THE INFORMATION IN THIS ARTICLE APPLIES TO:
- All EFT Server versions using High Available mode
- You can access the admin console on both nodes at the same time
- You see EFT mastership issues
- Event rule load balancing issues
- File locking issues when processing files in event rules
- Uploads and downloads issues from users
- Inconsistent permission issues.
Procmon and EFT logs are the primary tools that will help you troubleshoot and provide proof that DFS is likely the cause of the issue. EFT will not work with DFS because of the reliance we have on file locking. This is the same for regular DFS and with replication since the root cause is the fact that there are several file servers behind the namespace.
The main issue with DFS implementations is the lack of file locking persistence. In a DFS implementation, if EFT navigates to the namespace \domain\folder it can be redirected to one of the many file servers configured as targets behind the scenes. So technically, node 1 can be connected to file server A but node 2 can be connected to File server B and therefore, are accessing the same file but in different locations. DFS has its own method of calculating which file server to redirect a client. https://docs.microsoft.com/en-us/windows-server/storage/dfs-namespaces/set-the-ordering-method-for-targets-in-referrals https://docs.microsoft.com/en-us/windows-server/storage/dfs-namespaces/set-target-priority-to-override-referral-ordering
Change DFS storage to:
- For production mission-critical deployments consider using an enterprise NAS solution that provides the redundancy and scalability you need.

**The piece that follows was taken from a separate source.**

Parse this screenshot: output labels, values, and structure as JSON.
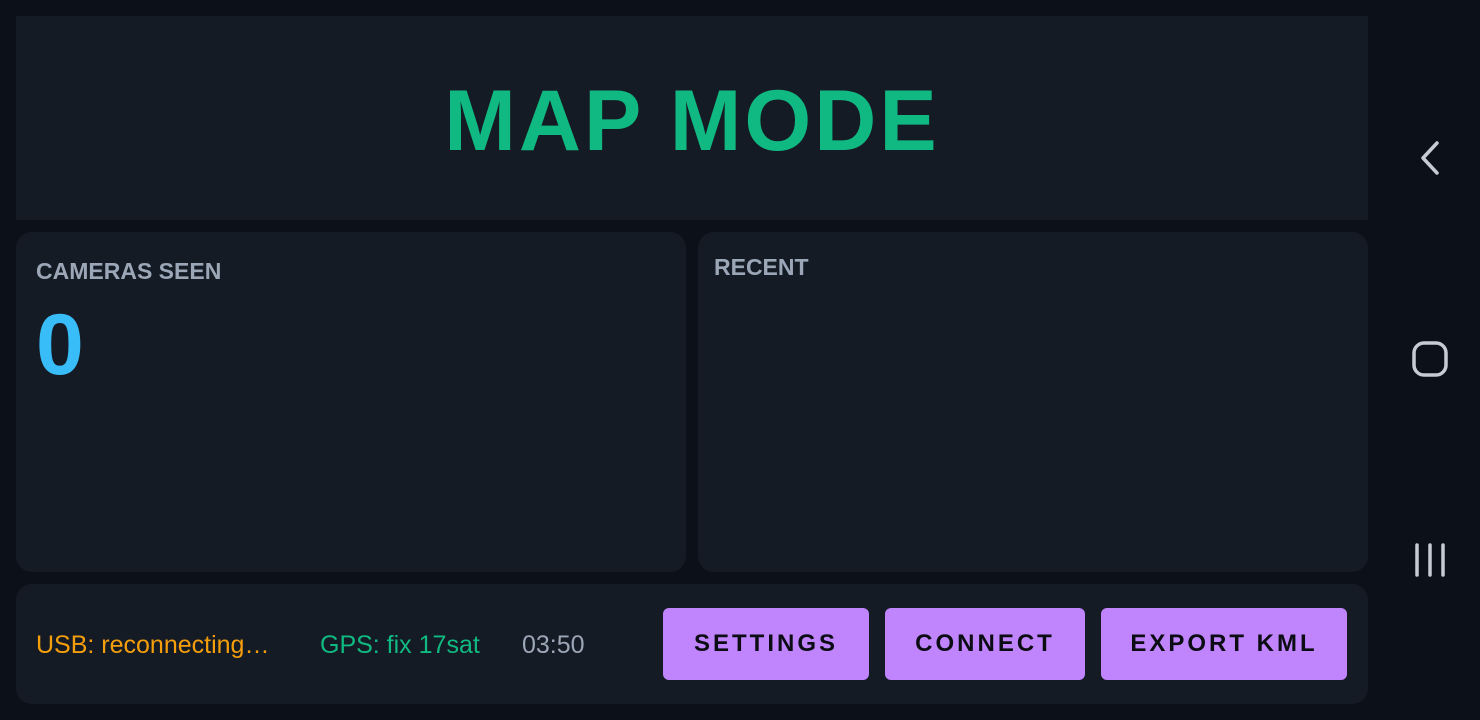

- For non-mission-critical deployments consider using a Windows file share.
- DFS Namespaces is a role service in Windows Server that enables you to group shared folders located on different servers into one or more logically structured namespaces.
This makes it possible to give users a virtual view of shared folders, where a single path leads to files located on multiple servers.
- How does DFS interact with EFT?
EFT sees the DFS namespace as a simple file share, as in \domain-name\folder\EFTconfig, for example.
DFS can also be used for the config and site root, and also house the targets of event rules.
To identify if DFS is in use, simply navigate to the shared path via Windows File Explorer and right-click -> Properties. If DFS is in use, you will see a tab called DFS on which you can also confirm which file server this EFT node is connected to by looking at the “Active” status.